SIMAS: So, Jake, the first thing that Robert said was I hope people are working 24/7. They are working 24/7 and will continue.

TAPPER: Right.

SIMAS: Our main focus at this point is to make sure that it works and it works flawlessly for folks.

TAPPER: But Robert Gibbs, former White House press secretary, says I hope people are fired. Do you think anyone should deserve to lose their job over this, or even their contract, if it was a contractor's problem?

SIMAS: Jake, at this point, the sole focus needs to be and should be, and I think the American people would agree, fix what's broken. Throw all your resources into making sure that people who need insurance, get insurance and then do your post action after you fix what you need to fix.

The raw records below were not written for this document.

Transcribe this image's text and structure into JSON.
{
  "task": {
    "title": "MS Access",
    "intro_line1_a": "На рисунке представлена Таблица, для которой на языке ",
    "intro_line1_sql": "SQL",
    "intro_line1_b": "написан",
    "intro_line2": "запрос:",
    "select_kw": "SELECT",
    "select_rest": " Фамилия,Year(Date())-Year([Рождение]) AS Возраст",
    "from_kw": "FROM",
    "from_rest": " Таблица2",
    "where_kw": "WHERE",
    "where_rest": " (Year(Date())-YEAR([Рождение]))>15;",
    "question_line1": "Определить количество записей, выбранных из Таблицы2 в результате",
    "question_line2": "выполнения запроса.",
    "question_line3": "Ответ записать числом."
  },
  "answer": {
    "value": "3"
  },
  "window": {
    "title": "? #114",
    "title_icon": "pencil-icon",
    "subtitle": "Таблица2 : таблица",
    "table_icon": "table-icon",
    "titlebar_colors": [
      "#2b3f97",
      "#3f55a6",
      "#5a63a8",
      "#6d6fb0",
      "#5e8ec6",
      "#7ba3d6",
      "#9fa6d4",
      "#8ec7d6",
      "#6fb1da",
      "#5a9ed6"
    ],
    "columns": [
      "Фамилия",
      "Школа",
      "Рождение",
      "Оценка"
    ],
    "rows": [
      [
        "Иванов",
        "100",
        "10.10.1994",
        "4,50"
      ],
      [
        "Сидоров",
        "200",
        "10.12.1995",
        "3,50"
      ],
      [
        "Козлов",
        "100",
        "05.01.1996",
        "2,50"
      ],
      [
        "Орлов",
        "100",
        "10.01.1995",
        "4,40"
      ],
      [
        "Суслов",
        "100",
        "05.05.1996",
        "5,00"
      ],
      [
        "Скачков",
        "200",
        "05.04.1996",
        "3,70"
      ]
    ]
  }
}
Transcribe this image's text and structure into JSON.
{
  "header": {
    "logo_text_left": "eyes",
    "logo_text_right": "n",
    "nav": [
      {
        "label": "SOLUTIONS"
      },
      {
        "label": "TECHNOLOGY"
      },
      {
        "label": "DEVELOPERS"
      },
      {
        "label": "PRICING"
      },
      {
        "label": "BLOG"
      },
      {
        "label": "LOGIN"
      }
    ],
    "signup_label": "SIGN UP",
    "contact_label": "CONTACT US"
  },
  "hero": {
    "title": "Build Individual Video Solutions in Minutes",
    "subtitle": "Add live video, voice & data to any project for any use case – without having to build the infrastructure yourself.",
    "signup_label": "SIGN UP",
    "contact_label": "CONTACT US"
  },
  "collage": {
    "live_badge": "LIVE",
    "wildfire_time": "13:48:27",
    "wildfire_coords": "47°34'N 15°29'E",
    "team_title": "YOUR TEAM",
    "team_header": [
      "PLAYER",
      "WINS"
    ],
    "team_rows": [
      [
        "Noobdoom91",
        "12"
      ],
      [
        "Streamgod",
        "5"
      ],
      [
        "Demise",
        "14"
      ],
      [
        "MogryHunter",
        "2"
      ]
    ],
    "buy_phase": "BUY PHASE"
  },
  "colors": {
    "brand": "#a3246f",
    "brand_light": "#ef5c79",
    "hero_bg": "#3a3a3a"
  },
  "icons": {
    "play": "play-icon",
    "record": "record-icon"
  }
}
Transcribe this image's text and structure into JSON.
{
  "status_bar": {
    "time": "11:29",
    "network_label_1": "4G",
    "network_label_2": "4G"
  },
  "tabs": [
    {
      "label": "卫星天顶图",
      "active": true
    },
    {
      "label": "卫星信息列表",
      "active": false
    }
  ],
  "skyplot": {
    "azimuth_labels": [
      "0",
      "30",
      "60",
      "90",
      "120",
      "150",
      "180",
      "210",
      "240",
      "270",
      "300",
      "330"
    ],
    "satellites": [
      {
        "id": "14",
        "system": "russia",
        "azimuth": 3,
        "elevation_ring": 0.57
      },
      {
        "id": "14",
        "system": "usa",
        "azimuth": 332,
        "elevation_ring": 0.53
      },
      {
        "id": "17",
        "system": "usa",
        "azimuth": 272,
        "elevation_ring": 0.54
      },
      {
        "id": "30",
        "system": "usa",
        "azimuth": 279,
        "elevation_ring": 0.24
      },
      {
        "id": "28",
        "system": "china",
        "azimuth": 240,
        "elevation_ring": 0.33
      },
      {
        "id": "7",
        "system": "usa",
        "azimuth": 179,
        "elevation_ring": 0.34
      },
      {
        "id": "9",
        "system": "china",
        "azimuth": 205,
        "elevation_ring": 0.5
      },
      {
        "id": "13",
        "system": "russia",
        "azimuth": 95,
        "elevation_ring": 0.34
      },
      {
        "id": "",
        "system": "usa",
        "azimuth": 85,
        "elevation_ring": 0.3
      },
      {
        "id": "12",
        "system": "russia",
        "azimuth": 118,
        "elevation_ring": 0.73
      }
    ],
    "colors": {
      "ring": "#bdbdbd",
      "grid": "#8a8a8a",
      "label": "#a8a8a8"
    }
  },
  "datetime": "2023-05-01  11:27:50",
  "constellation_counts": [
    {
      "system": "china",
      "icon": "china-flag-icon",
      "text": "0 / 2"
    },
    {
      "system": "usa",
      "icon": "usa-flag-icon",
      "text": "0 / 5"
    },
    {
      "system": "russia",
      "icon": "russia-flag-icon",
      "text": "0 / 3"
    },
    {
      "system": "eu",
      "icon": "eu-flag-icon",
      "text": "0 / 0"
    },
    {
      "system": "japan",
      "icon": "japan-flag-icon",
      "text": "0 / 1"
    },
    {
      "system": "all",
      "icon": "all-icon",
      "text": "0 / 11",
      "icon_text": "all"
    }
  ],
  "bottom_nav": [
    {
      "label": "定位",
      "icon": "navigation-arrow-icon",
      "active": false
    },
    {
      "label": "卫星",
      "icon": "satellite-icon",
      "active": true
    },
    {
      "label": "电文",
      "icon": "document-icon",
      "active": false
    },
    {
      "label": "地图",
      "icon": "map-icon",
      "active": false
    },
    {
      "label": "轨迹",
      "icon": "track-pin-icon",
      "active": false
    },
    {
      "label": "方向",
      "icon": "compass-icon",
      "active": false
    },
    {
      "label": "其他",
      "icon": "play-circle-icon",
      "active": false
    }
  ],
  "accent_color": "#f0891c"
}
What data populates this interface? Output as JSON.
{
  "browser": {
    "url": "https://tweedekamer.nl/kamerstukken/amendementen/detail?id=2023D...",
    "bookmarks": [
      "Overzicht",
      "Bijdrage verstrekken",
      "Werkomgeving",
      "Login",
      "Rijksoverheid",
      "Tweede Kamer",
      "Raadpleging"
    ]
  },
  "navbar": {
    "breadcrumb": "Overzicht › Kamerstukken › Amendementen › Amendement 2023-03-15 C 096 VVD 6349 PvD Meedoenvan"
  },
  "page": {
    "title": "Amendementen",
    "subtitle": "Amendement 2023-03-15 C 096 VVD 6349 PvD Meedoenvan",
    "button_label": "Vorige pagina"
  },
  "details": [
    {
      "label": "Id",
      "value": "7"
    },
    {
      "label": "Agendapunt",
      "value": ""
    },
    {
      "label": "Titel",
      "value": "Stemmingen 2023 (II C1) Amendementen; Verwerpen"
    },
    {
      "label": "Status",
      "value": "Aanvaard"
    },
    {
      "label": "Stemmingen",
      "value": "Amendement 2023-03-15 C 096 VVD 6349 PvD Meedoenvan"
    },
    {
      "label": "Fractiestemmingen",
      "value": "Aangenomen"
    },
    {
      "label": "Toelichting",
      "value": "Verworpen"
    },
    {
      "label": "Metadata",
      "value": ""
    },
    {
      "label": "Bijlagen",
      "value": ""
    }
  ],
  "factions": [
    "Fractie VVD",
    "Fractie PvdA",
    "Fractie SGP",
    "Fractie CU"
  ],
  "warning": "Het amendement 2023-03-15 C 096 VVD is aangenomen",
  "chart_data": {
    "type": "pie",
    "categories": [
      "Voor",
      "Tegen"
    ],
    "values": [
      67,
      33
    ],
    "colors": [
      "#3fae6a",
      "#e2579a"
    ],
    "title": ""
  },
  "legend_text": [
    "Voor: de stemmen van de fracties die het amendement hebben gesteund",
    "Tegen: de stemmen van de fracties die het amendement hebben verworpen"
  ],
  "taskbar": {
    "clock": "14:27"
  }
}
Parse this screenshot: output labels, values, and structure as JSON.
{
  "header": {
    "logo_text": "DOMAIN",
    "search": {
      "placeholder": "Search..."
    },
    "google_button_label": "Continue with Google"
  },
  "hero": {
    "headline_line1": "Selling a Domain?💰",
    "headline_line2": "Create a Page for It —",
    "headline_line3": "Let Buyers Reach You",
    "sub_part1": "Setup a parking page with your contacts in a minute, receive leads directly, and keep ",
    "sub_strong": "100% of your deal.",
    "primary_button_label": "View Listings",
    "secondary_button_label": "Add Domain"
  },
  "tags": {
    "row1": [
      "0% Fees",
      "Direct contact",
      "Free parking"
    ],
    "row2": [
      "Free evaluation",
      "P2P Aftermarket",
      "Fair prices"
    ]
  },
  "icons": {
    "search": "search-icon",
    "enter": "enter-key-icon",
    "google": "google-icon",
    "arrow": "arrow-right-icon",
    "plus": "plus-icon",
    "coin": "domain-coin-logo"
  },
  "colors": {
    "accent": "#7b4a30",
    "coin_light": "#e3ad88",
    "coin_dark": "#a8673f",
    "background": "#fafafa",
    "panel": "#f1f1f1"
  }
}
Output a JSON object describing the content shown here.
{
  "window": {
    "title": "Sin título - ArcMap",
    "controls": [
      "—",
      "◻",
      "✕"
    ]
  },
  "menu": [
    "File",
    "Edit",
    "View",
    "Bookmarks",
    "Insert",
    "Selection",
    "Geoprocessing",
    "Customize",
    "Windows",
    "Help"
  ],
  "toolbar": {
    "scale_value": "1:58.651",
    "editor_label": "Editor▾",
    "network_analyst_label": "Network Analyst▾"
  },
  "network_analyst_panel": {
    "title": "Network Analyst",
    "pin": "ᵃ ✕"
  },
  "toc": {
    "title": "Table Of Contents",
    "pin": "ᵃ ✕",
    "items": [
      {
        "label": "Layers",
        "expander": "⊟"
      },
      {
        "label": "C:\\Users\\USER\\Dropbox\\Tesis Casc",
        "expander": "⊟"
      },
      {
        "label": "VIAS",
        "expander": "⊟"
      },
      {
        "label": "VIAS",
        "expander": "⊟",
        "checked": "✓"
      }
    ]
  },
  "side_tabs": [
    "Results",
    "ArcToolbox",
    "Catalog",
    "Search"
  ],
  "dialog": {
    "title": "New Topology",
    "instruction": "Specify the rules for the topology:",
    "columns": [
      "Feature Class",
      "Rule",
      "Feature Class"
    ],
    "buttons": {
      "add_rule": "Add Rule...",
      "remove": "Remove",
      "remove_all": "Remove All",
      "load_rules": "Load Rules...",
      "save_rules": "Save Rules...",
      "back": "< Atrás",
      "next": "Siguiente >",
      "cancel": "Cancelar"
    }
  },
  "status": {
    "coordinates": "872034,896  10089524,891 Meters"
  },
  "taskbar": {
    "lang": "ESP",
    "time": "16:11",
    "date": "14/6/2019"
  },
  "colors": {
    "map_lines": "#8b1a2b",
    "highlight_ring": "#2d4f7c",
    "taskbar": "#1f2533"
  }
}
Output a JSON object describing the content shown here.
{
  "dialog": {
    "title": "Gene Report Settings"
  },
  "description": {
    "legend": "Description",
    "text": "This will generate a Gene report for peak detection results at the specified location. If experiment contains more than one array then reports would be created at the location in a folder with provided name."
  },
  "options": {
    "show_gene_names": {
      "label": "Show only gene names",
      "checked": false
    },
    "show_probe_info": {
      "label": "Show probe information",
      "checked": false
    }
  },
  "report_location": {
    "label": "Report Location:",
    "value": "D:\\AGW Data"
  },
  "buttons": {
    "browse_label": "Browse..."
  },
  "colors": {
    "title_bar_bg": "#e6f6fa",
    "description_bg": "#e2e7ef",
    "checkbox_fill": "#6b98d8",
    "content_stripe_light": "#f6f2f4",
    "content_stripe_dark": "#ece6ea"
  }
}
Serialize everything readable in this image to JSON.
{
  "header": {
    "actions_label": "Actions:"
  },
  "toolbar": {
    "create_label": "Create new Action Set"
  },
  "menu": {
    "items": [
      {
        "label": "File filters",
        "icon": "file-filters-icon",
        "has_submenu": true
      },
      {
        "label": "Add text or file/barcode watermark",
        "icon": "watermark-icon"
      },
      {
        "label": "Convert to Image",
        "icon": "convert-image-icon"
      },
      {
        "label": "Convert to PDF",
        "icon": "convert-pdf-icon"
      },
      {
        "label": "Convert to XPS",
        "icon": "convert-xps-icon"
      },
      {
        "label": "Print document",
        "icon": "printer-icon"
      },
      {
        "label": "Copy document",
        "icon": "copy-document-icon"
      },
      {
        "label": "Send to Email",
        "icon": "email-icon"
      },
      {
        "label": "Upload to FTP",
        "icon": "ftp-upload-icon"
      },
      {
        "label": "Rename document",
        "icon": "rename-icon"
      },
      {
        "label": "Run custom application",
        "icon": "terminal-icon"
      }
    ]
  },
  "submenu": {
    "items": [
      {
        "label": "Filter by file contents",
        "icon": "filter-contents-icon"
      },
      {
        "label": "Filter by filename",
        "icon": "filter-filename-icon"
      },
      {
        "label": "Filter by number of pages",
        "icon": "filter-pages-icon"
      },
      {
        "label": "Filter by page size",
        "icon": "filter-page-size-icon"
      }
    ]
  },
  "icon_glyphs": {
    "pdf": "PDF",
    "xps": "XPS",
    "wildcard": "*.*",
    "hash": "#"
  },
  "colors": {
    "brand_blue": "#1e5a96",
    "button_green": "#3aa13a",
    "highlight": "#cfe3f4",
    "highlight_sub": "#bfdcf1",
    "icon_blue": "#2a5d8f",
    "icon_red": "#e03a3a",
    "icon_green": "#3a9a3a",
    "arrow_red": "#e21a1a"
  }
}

TAPPER: But, David, you won't even say whether or not it will be fixed by March.

SIMAS: Jake, I did. I said that if there's any --

TAPPER: No, you said the phone call -- the phone service will be working.

SIMAS: Jake, I said that the main purpose of the Affordable Care Act is not a Web site. It's to make sure that any American who is either uninsured or in the individual market has options to get insurance. That will happen. That's our sole focus and that's what we're going to do.

TAPPER: All right. And I have questions about the law as well and I hope you will come back and answer those questions as well. Today's focus obviously was the Web site. David Simas, thank you so much.

SIMAS: Thanks, Jake.

TAPPER: Coming up next on THE LEAD: a mother fights for justice after her teenaged daughter says she was raped and the accused goes free. Now, a new turn in the case gives them hope. We'll talk to the mother and her daughter.

Stay with us.